Entries from a dataset of interfaces →

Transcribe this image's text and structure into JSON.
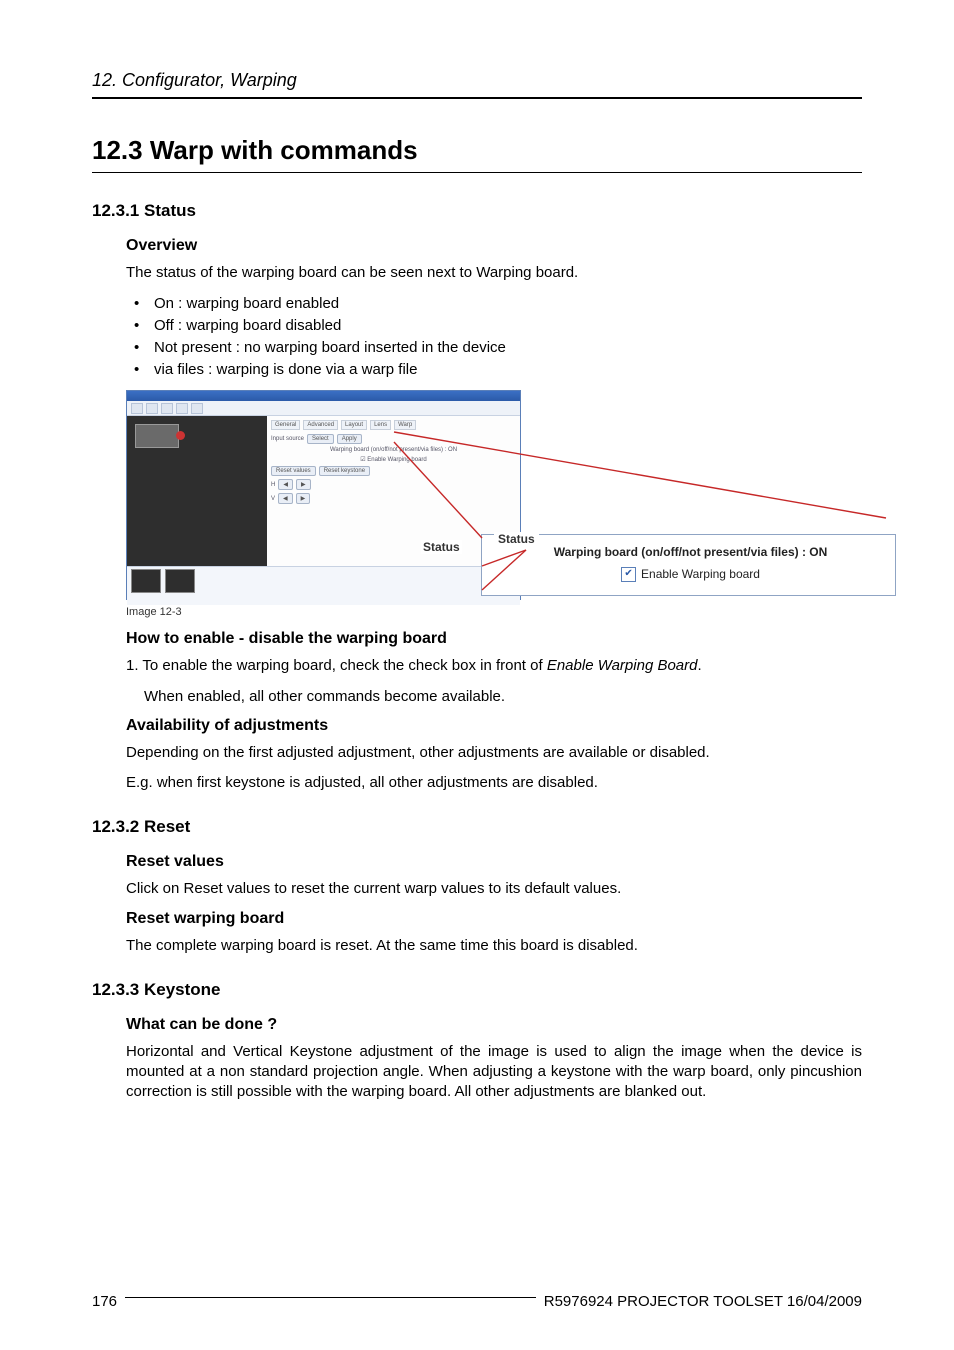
{
  "running_head": "12.  Configurator, Warping",
  "h1": "12.3  Warp with commands",
  "sections": {
    "s1": {
      "num_title": "12.3.1   Status",
      "overview_h": "Overview",
      "overview_p": "The status of the warping board can be seen next to Warping board.",
      "bullets": [
        "On :  warping board enabled",
        "Off :  warping board disabled",
        "Not present :  no warping board inserted in the device",
        "via files :  warping is done via a warp file"
      ],
      "caption": "Image 12-3",
      "howto_h": "How to enable - disable the warping board",
      "howto_step_pre": "1. To enable the warping board, check the check box in front of ",
      "howto_step_em": "Enable Warping Board",
      "howto_step_post": ".",
      "howto_step2": "When enabled, all other commands become available.",
      "avail_h": "Availability of adjustments",
      "avail_p1": "Depending on the first adjusted adjustment, other adjustments are available or disabled.",
      "avail_p2": "E.g.  when first keystone is adjusted, all other adjustments are disabled."
    },
    "s2": {
      "num_title": "12.3.2   Reset",
      "rv_h": "Reset values",
      "rv_p": "Click on Reset values to reset the current warp values to its default values.",
      "rwb_h": "Reset warping board",
      "rwb_p": "The complete warping board is reset.  At the same time this board is disabled."
    },
    "s3": {
      "num_title": "12.3.3   Keystone",
      "what_h": "What can be done ?",
      "what_p": "Horizontal and Vertical Keystone adjustment of the image is used to align the image when the device is mounted at a non standard projection angle.  When adjusting a keystone with the warp board, only pincushion correction is still possible with the warping board.  All other adjustments are blanked out."
    }
  },
  "figure": {
    "status_label": "Status",
    "detail_line": "Warping board (on/off/not present/via files) :  ON",
    "checkbox_label": "Enable Warping board"
  },
  "footer": {
    "page": "176",
    "doc": "R5976924   PROJECTOR TOOLSET   16/04/2009"
  },
  "chart_data": null
}
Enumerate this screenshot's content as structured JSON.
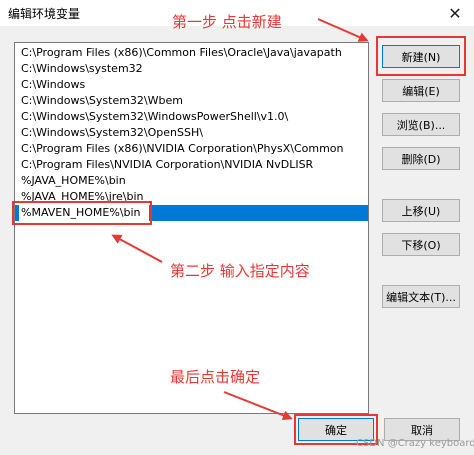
{
  "window": {
    "title": "编辑环境变量",
    "close_glyph": "✕"
  },
  "paths": [
    "C:\\Program Files (x86)\\Common Files\\Oracle\\Java\\javapath",
    "C:\\Windows\\system32",
    "C:\\Windows",
    "C:\\Windows\\System32\\Wbem",
    "C:\\Windows\\System32\\WindowsPowerShell\\v1.0\\",
    "C:\\Windows\\System32\\OpenSSH\\",
    "C:\\Program Files (x86)\\NVIDIA Corporation\\PhysX\\Common",
    "C:\\Program Files\\NVIDIA Corporation\\NVIDIA NvDLISR",
    "%JAVA_HOME%\\bin",
    "%JAVA_HOME%\\jre\\bin"
  ],
  "editing_value": "%MAVEN_HOME%\\bin",
  "buttons": {
    "new": "新建(N)",
    "edit": "编辑(E)",
    "browse": "浏览(B)...",
    "delete": "删除(D)",
    "move_up": "上移(U)",
    "move_down": "下移(O)",
    "edit_text": "编辑文本(T)...",
    "ok": "确定",
    "cancel": "取消"
  },
  "annotations": {
    "step1": "第一步 点击新建",
    "step2": "第二步 输入指定内容",
    "step3": "最后点击确定"
  },
  "watermark": "CSDN @Crazy keyboard",
  "colors": {
    "accent": "#0078d7",
    "annotation": "#e53935"
  }
}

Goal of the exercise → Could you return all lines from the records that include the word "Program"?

Finished task →
    "C:\\Program Files (x86)\\Common Files\\Oracle\\Java\\javapath",
    "C:\\Program Files (x86)\\NVIDIA Corporation\\PhysX\\Common",
    "C:\\Program Files\\NVIDIA Corporation\\NVIDIA NvDLISR",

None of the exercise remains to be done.